Due to the amount of work involved in ball joint replacement, reusing ball joints does not make much sense. As of this writing, new ball joints are available from local parts stores for $35 and for even less on Rock Auto.

At the same time, ball joints are often replaced because their boot gets torn. If you want to change the ball joint but the boot looks good, by all means keep the boot.

If you are keeping the boot, start by carefully examining how the boot is held on the ball joint. Usually there is either a wire going around the boot or a clamp of some kind. Carefully cut the wire or open the clamp and slide the boot off the ball joint.

If you are not keeping the boot, cut the boot off together with its retaining mechanism.

Next, remove a snap ring on the bottom of the ball joint (just under the knuckle when the knuckle is mounted on the car). The snap ring may be difficult to see under the grease and dirt that is often found on old ball joints, hence here is a photo of a snap ring on a new ball joint:
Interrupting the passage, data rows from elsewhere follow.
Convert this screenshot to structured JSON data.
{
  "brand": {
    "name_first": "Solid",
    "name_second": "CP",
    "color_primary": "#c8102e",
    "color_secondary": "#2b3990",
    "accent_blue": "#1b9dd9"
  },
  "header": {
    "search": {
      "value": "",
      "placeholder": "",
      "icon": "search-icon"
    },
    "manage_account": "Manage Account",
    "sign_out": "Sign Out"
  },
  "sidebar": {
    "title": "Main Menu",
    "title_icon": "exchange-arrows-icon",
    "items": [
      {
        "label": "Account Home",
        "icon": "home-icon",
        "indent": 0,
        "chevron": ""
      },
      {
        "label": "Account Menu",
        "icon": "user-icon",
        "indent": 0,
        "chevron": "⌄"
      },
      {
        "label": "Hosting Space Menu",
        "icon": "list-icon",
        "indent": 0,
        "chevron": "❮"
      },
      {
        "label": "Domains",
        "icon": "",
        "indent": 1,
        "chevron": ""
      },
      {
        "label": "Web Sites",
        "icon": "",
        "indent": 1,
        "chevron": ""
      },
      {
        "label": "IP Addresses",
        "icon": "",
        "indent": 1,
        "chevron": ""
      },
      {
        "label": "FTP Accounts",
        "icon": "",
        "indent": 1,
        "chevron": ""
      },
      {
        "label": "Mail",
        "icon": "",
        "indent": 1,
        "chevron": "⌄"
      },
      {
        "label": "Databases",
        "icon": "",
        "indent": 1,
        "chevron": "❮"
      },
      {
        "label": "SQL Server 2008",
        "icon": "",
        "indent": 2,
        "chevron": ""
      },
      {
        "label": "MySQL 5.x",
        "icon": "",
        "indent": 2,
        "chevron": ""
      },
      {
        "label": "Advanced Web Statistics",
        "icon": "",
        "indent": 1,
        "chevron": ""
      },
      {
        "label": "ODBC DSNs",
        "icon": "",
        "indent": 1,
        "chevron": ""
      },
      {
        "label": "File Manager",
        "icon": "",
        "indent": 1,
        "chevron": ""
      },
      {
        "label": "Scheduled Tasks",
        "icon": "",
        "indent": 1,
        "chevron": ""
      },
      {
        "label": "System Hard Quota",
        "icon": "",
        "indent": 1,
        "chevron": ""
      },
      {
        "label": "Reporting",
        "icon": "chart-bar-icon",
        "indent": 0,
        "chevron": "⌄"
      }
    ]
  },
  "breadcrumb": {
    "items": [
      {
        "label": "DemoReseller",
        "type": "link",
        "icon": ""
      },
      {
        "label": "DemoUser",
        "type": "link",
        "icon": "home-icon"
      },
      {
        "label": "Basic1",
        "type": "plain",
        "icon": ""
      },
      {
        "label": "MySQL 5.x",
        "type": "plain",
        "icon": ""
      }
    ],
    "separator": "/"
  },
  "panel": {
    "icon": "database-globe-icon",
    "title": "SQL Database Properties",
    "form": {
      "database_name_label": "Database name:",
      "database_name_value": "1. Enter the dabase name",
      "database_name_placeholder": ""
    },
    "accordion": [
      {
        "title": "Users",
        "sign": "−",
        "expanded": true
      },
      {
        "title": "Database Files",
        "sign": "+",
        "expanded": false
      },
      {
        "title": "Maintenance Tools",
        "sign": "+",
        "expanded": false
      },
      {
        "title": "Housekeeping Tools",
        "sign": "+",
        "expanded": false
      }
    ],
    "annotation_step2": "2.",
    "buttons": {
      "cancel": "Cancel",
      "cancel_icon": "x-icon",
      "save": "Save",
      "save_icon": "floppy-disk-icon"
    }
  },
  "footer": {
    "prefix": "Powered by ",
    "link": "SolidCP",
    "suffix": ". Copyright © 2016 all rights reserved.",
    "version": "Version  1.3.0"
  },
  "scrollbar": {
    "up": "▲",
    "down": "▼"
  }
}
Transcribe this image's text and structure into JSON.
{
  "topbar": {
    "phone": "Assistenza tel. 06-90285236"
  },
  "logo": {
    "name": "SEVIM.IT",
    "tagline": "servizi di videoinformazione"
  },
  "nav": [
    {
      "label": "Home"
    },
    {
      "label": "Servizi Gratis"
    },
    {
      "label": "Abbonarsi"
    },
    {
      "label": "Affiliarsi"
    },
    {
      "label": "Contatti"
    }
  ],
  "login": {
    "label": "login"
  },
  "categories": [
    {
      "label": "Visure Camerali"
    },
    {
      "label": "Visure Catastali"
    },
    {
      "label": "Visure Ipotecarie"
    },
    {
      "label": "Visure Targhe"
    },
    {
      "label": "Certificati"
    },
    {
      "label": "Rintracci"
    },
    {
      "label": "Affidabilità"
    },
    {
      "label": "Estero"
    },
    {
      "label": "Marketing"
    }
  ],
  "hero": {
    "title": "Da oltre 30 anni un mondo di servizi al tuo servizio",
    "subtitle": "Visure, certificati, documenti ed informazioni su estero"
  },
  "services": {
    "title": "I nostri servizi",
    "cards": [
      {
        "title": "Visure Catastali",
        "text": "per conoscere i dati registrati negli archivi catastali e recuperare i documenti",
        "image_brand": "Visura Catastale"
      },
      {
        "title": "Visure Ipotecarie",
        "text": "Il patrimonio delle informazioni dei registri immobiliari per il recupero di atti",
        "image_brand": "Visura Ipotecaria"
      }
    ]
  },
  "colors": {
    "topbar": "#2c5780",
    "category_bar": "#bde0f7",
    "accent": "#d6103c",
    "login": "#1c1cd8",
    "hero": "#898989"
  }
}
An excellent tool for removing snap rings is GearWrench 2012D / KD Tools 2012D. As of this writing it can be found online for about $45, and is worth all of that.

Lower ball joint replacement on 88-91 EF Civics is tricky because the top of the ball joint seat is not flat:

The outer half of the part of the knuckle around the ball joint is flat but the inner half blends into the rest of the knuckle. The result is that there is no way to fit a socket or a pipe over the top of the ball joint.

Parts stores offer a ball joint service kit but because it uses pipes it cannot be used with EF Civic spindles.

I succeeded in pressing one ball joint out with a ball joint separator tool which looks like this:

Harbor Freight sells one like this, and there is also an adjustable version. Mine is a non-adjustable separator that was purchased at Advance Auto.

Put the base of the tool over the top of the spindle where the ball joint seats like this:

And the pivoting end over the bottom of the ball joint like this:

Then press the ball joint out, repositioning the tool around the ball joint to hopefully get an even press.

While I removed the ball joint without damage to the knuckle, the ball joint surface was somewhat mutilated by the tool. The other ball joint fared worse with several pieces breaking off of it. As I was not going to keep the old ball joints, I was not worried about damaging them.


When I tried following the same procedure on the other side, the ball joint was not budging. There was dirt in the ball joint where grease is supposed to be and also on the top of the ball joint around the seat area which can be cleaned out with a pick:

Even then the ball joint refused to move. After messing with it for half an hour I took a 4 lb mallet and hammered it out. Hit the base of the ball joint, not the stud:


For installation I used a ball joint master service set (Powerbuilt kit #72, part #940579) loaned from Advance Auto. While this tool does not help with ball joint removal, it makes installation a snap.

Position the clamp as follows:

The long cylindrical piece is open on the left side as pictured and closed on the right side, with the end of the threaded rod fitting into the cap. This setup uses only 3 pieces of the service set.

What is not visible in the photo is the boot of the ball joint. My new ball joint came with the boot already installed with a one time use ring. I put the boot through the hole in the knuckle and pressed the ball joint in with the boot on the ball joint. The boot came out almost entirely unscathed except for the very edge beyond the retaining ring:

Here is another view of the installed ball joint:

Install the snap ring and you are done: